Wednesday, 8 May 2013

Tipping in the chocolate

This most satisfactory moth arrived last night; indeed a pair of them did, all the more welcome because I have never seen the species before.  It's a Chocolate Tip which unusually inhabits the south of England and part of Scotland but not the bit in between, where we lived until last month for 26 years.

Its name ought to be lengthened to Liqueur Chocolate Tip because there's definitely a touch of Morello cherry in there, or a spot of Burgundy wine. As the later pictures show, it's been dabbling in chocolate with its head and forelegs as well as the tips of its forewings and forked tail. Or maybe Liqueur Chocolate Shrimp because it looks extremely shrimp-like in the third picture, like those Guyelian chocolate sea shapes. Also a little like the caterpillar of one of the Puss/Kitten moths.

Last night was the warmest since we arrived but the local BBC TV news - very good and genuinely local to Oxford - warned last night of heavy rain in the early morning hours. Some internal bell went off my head at 4am, when it was indeed raining although not very hard, and I crept outside, turned off the light and put the trap under shelter. I've never done this before because the rain shield which Mr and Mrs Robinson designed for their trap is very effective in terms of sheltering the expensive light bulb. But water can pool in the bottom below the egg cups and I would have been mortified if a Chocolate Tip had drowned.

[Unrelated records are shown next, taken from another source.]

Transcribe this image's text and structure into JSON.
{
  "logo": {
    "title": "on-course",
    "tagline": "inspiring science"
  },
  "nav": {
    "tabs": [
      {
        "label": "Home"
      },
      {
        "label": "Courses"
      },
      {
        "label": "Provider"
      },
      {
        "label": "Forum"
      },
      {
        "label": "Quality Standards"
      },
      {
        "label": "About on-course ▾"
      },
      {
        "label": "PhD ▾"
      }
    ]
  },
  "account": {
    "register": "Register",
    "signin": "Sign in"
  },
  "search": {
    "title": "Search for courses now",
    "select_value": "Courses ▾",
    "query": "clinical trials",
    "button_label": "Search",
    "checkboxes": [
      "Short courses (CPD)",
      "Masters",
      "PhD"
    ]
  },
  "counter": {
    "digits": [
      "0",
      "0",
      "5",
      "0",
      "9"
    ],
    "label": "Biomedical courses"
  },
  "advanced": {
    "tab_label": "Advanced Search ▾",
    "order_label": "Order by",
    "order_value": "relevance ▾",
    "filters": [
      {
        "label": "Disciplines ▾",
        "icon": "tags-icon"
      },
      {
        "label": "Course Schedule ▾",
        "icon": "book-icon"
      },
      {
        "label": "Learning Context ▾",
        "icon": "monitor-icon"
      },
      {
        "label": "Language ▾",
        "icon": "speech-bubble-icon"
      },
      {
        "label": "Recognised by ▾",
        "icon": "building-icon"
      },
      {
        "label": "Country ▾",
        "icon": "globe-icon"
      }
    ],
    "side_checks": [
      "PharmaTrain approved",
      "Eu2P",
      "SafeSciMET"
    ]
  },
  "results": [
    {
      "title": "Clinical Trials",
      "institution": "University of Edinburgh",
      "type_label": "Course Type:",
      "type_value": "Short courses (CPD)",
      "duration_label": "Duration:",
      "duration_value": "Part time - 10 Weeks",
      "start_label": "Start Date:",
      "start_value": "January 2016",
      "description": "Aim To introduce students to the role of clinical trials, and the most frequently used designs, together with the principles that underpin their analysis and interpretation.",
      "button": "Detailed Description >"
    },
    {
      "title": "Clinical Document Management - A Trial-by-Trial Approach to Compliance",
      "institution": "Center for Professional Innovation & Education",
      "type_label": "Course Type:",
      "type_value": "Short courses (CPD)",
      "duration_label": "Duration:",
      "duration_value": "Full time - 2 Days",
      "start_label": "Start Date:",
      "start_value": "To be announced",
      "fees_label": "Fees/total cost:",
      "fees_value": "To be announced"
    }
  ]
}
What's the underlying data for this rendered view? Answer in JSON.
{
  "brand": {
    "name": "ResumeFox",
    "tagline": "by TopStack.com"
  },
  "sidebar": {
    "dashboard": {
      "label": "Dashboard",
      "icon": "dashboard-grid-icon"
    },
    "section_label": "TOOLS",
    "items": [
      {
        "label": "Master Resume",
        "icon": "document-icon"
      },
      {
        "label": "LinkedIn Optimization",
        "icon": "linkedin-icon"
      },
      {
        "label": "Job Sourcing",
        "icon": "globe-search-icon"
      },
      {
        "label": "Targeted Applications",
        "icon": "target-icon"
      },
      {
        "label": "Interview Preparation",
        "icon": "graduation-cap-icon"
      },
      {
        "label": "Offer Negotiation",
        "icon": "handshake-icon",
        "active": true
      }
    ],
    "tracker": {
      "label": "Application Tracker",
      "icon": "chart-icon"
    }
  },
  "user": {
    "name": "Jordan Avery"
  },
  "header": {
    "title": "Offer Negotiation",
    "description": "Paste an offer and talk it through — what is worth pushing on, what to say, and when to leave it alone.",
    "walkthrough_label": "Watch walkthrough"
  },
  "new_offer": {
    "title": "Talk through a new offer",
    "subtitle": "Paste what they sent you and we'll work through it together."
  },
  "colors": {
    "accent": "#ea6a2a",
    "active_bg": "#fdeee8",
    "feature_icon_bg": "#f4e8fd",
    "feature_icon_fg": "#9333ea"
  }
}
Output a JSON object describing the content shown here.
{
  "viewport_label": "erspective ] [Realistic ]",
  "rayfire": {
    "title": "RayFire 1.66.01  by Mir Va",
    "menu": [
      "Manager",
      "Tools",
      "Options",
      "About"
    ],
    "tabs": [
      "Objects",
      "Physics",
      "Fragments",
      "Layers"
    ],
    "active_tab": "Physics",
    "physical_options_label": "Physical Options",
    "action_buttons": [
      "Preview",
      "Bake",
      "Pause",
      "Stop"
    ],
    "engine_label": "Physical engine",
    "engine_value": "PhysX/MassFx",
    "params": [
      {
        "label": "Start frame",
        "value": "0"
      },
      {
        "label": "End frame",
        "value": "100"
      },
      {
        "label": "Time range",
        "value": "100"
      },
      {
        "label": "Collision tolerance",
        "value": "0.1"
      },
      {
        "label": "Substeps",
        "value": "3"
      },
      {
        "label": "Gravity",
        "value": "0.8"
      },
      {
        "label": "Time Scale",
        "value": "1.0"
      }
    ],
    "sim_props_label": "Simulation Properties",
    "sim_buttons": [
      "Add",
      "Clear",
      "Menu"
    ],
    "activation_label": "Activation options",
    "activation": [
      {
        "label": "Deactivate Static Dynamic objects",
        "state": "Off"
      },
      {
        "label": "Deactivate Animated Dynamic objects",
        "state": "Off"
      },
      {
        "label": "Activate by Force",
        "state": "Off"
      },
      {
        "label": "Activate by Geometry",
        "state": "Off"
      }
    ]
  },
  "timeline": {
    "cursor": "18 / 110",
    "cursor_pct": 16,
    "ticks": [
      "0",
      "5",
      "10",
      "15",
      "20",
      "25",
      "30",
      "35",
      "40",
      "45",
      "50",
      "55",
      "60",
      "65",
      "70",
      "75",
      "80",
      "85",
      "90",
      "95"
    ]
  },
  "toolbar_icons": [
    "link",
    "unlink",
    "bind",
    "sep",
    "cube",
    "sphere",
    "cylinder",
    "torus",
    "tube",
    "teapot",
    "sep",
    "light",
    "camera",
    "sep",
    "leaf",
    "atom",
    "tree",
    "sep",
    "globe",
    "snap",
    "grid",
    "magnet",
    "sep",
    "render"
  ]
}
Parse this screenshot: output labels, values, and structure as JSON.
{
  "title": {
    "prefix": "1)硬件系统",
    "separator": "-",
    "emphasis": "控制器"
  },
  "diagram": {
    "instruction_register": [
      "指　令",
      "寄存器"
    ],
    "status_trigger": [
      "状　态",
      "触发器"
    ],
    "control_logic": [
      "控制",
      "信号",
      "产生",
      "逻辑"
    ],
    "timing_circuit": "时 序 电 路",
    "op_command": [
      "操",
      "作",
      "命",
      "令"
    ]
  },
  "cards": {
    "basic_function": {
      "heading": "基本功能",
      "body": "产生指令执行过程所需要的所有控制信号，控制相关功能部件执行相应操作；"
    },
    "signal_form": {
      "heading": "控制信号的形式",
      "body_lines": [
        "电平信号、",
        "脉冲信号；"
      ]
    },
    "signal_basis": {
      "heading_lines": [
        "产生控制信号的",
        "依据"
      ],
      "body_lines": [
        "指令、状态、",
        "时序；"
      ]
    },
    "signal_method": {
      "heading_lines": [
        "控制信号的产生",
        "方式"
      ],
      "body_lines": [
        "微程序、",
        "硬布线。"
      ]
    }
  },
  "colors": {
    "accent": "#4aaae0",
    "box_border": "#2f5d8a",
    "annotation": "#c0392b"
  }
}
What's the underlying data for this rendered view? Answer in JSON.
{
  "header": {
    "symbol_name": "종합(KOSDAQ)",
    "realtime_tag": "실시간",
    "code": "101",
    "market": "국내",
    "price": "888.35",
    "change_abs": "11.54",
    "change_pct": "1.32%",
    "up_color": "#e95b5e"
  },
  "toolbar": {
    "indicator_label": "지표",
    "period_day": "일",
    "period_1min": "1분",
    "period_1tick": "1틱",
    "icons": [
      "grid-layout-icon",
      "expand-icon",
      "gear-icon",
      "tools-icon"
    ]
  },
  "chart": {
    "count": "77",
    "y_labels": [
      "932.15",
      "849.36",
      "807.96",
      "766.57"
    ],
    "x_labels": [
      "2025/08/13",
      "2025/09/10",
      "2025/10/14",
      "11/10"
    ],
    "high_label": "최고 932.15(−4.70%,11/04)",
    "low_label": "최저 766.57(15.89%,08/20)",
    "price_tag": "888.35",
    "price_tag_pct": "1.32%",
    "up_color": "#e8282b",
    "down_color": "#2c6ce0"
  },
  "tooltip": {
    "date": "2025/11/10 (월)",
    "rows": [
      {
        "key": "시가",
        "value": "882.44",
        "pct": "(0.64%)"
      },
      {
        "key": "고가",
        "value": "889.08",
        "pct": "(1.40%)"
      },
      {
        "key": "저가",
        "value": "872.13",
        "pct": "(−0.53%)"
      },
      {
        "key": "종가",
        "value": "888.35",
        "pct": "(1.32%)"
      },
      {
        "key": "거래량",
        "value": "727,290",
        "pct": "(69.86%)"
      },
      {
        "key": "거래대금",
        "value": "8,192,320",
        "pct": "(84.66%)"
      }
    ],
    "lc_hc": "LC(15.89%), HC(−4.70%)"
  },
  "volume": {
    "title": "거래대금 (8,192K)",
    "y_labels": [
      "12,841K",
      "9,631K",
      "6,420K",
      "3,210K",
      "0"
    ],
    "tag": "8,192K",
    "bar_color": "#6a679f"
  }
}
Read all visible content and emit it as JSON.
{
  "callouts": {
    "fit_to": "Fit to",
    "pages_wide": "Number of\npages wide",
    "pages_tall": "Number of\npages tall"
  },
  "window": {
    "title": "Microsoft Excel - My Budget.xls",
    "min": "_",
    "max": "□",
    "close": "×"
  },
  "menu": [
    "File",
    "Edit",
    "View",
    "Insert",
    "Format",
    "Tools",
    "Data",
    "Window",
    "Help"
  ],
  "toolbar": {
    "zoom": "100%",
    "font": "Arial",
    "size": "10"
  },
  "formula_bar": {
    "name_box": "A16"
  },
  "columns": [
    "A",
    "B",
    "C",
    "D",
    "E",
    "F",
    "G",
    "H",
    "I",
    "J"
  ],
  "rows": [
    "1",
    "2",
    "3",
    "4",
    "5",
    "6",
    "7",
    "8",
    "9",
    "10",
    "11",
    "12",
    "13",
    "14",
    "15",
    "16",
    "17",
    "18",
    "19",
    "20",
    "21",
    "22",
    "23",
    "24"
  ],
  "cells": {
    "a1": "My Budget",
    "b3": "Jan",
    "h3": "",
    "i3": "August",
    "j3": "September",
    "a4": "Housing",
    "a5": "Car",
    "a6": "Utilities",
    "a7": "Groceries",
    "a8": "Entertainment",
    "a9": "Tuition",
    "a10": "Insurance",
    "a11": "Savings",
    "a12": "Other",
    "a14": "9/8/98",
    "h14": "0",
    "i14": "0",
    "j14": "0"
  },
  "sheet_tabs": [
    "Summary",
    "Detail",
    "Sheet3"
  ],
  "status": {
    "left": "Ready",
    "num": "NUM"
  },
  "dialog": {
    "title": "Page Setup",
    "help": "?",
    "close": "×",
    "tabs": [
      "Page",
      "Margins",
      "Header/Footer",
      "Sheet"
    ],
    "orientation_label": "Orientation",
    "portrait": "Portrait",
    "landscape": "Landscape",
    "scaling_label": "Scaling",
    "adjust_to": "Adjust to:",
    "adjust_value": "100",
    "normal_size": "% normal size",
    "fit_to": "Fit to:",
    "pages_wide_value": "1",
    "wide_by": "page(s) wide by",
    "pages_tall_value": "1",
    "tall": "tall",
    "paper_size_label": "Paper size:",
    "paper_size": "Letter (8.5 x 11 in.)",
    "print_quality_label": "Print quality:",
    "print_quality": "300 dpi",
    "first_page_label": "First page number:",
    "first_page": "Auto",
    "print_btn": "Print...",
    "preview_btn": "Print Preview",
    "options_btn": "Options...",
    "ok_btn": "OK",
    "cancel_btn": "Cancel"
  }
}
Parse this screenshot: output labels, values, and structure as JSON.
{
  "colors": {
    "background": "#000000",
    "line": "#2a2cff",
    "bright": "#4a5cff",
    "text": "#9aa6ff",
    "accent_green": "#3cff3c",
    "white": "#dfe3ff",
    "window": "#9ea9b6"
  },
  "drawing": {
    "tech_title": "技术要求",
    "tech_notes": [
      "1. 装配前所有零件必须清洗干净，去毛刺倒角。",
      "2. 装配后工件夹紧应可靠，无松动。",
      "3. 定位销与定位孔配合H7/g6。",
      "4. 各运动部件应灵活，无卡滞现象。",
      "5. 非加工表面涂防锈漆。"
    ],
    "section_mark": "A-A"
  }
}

This is my 700th post. Goodness! Thanks to all who have stuck with me, especially my ace correctors such as Ben, David and Ray (see previous post, and many earlier).


Ray Walton said...

Very kind of you to mention me alongside very worthy experts in Ben Sale and Dave Shenton (who's Blogs I also follow with great interest) but let me assure you that I am but a novice to this fascinating world of Moths and Butterflies.
Cheers, and thanks to Ben & Dave also for educating me along the way.
Ray Walton (Stokelymort)

MartinWainwright said...

Cheers too Ray, but you are certainly an expert, even if a novice one. Me, I am trying my hardest but I do find the 'basic' moths with their four kidney shapes on a mixture of scarcely varying (to my eyes) brown, grey etc, very trying...

Still, Excelsior, Venceremos etc

all v best as ever